BRIEF: Every entry should come back exactly as written, minus the pictures.

+---+

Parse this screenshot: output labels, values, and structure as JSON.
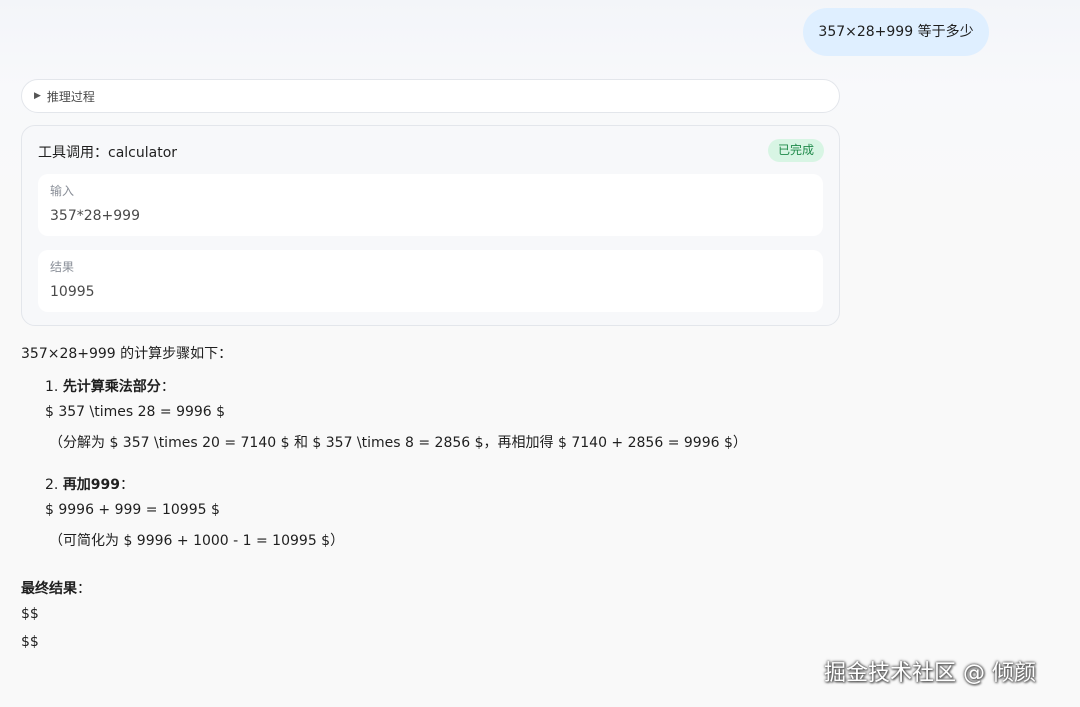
{
  "user_message": "357×28+999 等于多少",
  "reasoning": {
    "arrow": "▶",
    "label": "推理过程"
  },
  "tool_call": {
    "title": "工具调用：calculator",
    "status": "已完成",
    "input_label": "输入",
    "input_value": "357*28+999",
    "result_label": "结果",
    "result_value": "10995"
  },
  "answer": {
    "intro": "357×28+999 的计算步骤如下：",
    "step1_num": "1. ",
    "step1_title": "先计算乘法部分",
    "step1_colon": "：",
    "step1_formula": "$ 357 \\times 28 = 9996 $",
    "step1_note": "（分解为 $ 357 \\times 20 = 7140 $ 和 $ 357 \\times 8 = 2856 $，再相加得 $ 7140 + 2856 = 9996 $）",
    "step2_num": "2. ",
    "step2_title": "再加999",
    "step2_colon": "：",
    "step2_formula": "$ 9996 + 999 = 10995 $",
    "step2_note": "（可简化为 $ 9996 + 1000 - 1 = 10995 $）",
    "final_title": "最终结果",
    "final_colon": "：",
    "final_line1": "$$",
    "final_line2": "$$"
  },
  "watermark": "掘金技术社区 @ 倾颜"
}
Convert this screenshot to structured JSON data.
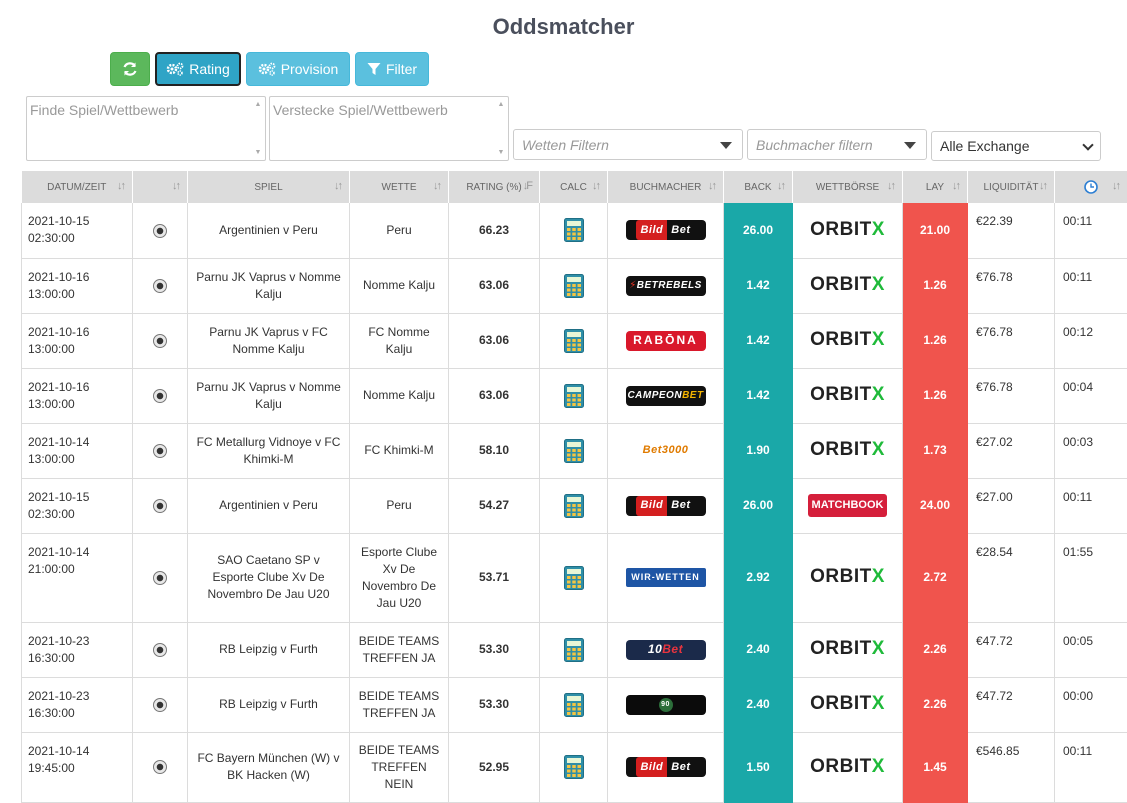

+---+

EXERCISE RESULT:
Parse this screenshot: output labels, values, and structure as JSON.
{
  "user_message": "357×28+999 等于多少",
  "reasoning": {
    "arrow": "▶",
    "label": "推理过程"
  },
  "tool_call": {
    "title": "工具调用：calculator",
    "status": "已完成",
    "input_label": "输入",
    "input_value": "357*28+999",
    "result_label": "结果",
    "result_value": "10995"
  },
  "answer": {
    "intro": "357×28+999 的计算步骤如下：",
    "step1_num": "1. ",
    "step1_title": "先计算乘法部分",
    "step1_colon": "：",
    "step1_formula": "$ 357 \\times 28 = 9996 $",
    "step1_note": "（分解为 $ 357 \\times 20 = 7140 $ 和 $ 357 \\times 8 = 2856 $，再相加得 $ 7140 + 2856 = 9996 $）",
    "step2_num": "2. ",
    "step2_title": "再加999",
    "step2_colon": "：",
    "step2_formula": "$ 9996 + 999 = 10995 $",
    "step2_note": "（可简化为 $ 9996 + 1000 - 1 = 10995 $）",
    "final_title": "最终结果",
    "final_colon": "：",
    "final_line1": "$$",
    "final_line2": "$$"
  },
  "watermark": "掘金技术社区 @ 倾颜"
}
Convert this screenshot to structured JSON data.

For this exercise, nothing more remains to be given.